Real-time determination of intracellular oxygen in bacteria using a genetically encoded FRET-based biosensor
- Equal contributors
1 Institute of Molecular Enzyme Technology, Heinrich-Heine-University Duesseldorf, Juelich Research Center, Wilhelm-Johnen-Straße, D-52425 Juelich, Germany
2 AVT Biochemical Engineering, RWTH Aachen University, Worringerweg 1, D-52074 Aachen, Germany
3 Institute of Complex Systems-Cellular Biophysics (ICS-4), Juelich Research Center, Wilhelm-Johnen-Straße, D-52425 Juelich, Germany
Citation and License
BMC Biology 2012, 10:28 doi:10.1186/1741-7007-10-28Published: 22 March 2012
Molecular oxygen (O2) is one of the key metabolites of all obligate and facultative aerobic pro- and eukaryotes. It plays a fundamental role in energy homeostasis whereas oxygen deprivation, in turn, broadly affects various physiological and pathophysiological processes. Therefore, real-time monitoring of cellular oxygen levels is basically a prerequisite for the analysis of hypoxia-induced processes in living cells and tissues.

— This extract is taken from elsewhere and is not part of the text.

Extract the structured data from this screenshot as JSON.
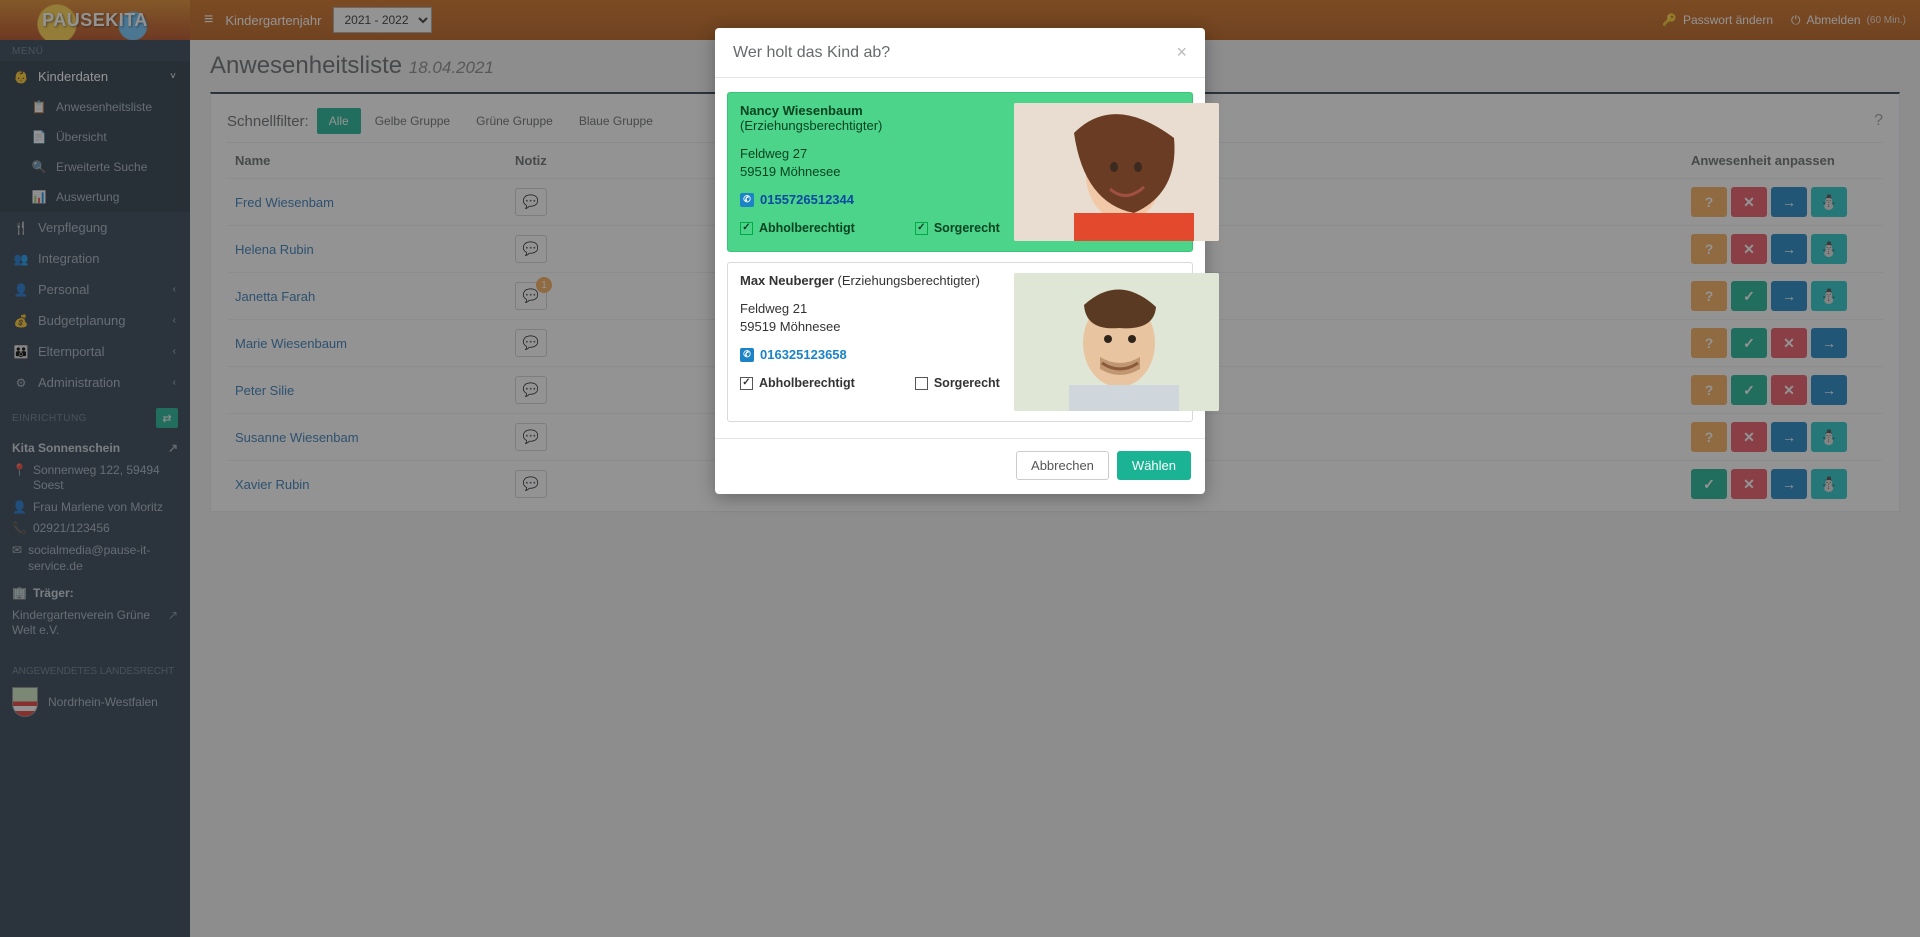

We developed a genetically encoded Förster resonance energy transfer (FRET)-based biosensor allowing the observation of changing molecular oxygen concentrations inside living cells. This biosensor named FluBO (fluorescent protein-based biosensor for oxygen) consists of the yellow fluorescent protein (YFP) that is sensitive towards oxygen depletion and the hypoxia-tolerant flavin-binding fluorescent protein (FbFP). Since O2 is essential for the formation of the YFP chromophore, efficient FRET from the FbFP donor domain to the YFP acceptor domain only occurs in the presence but not in the absence of oxygen. The oxygen biosensor was used for continuous real-time monitoring of temporal changes of O2 levels in the cytoplasm of Escherichia coli cells during batch cultivation.
FluBO represents a unique FRET-based oxygen biosensor which allows the non-invasive ratiometric readout of cellular oxygen. Thus, FluBO can serve as a novel and powerful probe for investigating the occurrence of hypoxia and its effects on a variety of (patho)physiological processes in living cells.